Alex Tabarrok looks at a study showing the increasing churn in the U.S. economy.

The topple rate is a measure of how the rank of large firms on return of assets changes over time. The topple rate has increased by about 60% over the past forty years (ignoring the recent blip up). What this means is that the firms on top are less likely to stay on top today than in the past – the recent blip up indicates the upheaval in firm rankings during the current recession.

That topple rate would have been a good indicator for Nick Schulz and me to use in one of the chapters in our new book (The cover design will be different from what is currently depicted on Amazon). I am proofreading a pdf file now, and I am really happy with it. I strongly recommend reading it when it comes out. There are flaws, for sure, but on many levels the book really works.From our introduction:

This book presents the main ideas of what we call Economics 2.0. Economists have developed these ideas in order to explain the enormous differences in quality of life over history and across countries.

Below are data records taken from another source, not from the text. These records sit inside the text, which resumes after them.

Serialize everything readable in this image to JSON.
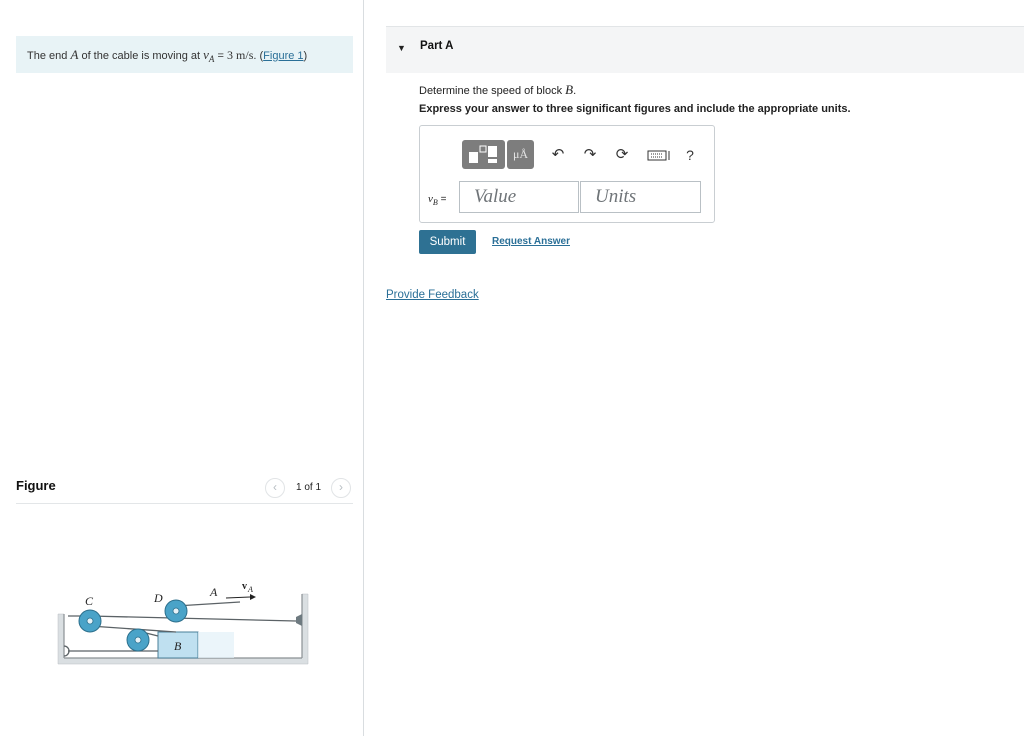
{
  "problem": {
    "text_before": "The end",
    "point": "A",
    "text_middle": "of the cable is moving at",
    "var_symbol": "v",
    "var_sub": "A",
    "equals": "=",
    "value": "3",
    "unit": "m/s",
    "punct": ". (",
    "figure_link": "Figure 1",
    "close": ")"
  },
  "figure_panel": {
    "title": "Figure",
    "pager_text": "1 of 1",
    "prev_icon": "chevron-left-icon",
    "next_icon": "chevron-right-icon",
    "labels": {
      "c": "C",
      "d": "D",
      "a": "A",
      "va": "v",
      "va_sub": "A",
      "b": "B"
    },
    "colors": {
      "pulley": "#4aa3c8",
      "block": "#bfe0f0",
      "ground": "#dadfe2"
    }
  },
  "part": {
    "caret_icon": "caret-down-icon",
    "title": "Part A",
    "question_text": "Determine the speed of block",
    "question_var": "B",
    "question_end": ".",
    "instruction": "Express your answer to three significant figures and include the appropriate units."
  },
  "answer": {
    "var_symbol": "v",
    "var_sub": "B",
    "equals": "=",
    "value_placeholder": "Value",
    "units_placeholder": "Units",
    "toolbar": {
      "units_label": "μÅ",
      "undo": "↶",
      "redo": "↷",
      "reset": "⟳",
      "help": "?"
    }
  },
  "actions": {
    "submit_label": "Submit",
    "request_label": "Request Answer",
    "feedback_label": "Provide Feedback"
  },
  "colors": {
    "accent": "#2e7193",
    "link": "#2a6f97",
    "problem_bg": "#e8f3f6"
  }
}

Economics 2.0 says that these differences reflect intangible assets and invisible liabilities. The intangible assets are knowledge bases. This category includes formal scientific findings, such as the quantum mechanics and chemistry that help engineers design integrated circuits. It also includes less formal learning from experience, such as the know-how that enables general contractors to put up housing developments on schedule and within budget.

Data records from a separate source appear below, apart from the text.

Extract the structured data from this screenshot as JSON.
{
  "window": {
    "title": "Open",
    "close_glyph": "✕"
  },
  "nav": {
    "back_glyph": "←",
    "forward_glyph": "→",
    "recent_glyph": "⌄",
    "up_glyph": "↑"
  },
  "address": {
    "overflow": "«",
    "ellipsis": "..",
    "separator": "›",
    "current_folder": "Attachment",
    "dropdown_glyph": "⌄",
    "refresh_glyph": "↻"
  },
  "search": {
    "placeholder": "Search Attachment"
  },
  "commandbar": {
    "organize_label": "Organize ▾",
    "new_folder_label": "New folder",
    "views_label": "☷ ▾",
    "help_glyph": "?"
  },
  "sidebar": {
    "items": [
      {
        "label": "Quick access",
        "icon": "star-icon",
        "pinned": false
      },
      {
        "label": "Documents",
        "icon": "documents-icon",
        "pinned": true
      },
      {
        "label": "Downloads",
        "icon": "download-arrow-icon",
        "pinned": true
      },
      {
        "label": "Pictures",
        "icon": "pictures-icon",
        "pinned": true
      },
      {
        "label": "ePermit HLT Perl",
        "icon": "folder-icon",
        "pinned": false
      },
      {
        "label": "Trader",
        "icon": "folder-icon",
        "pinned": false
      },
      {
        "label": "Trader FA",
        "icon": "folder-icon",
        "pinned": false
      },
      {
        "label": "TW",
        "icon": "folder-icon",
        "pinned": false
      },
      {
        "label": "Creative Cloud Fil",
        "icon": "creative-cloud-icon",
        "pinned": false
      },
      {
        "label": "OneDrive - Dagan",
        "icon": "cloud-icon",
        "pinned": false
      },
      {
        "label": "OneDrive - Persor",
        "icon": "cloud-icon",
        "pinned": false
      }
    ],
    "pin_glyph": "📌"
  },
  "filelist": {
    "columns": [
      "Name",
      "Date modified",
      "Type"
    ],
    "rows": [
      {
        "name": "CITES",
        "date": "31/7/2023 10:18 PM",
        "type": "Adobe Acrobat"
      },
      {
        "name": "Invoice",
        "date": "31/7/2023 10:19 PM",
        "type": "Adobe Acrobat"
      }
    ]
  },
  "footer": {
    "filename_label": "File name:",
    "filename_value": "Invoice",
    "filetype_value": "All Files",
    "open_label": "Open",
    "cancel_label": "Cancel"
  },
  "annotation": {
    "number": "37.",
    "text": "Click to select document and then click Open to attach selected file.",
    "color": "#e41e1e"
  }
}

Invisible liabilities, on the other hand, are institutional and cultural impediments to innovation and productivity. These range from the structure and conduct of government to the attitudes and customs of ordinary citizens.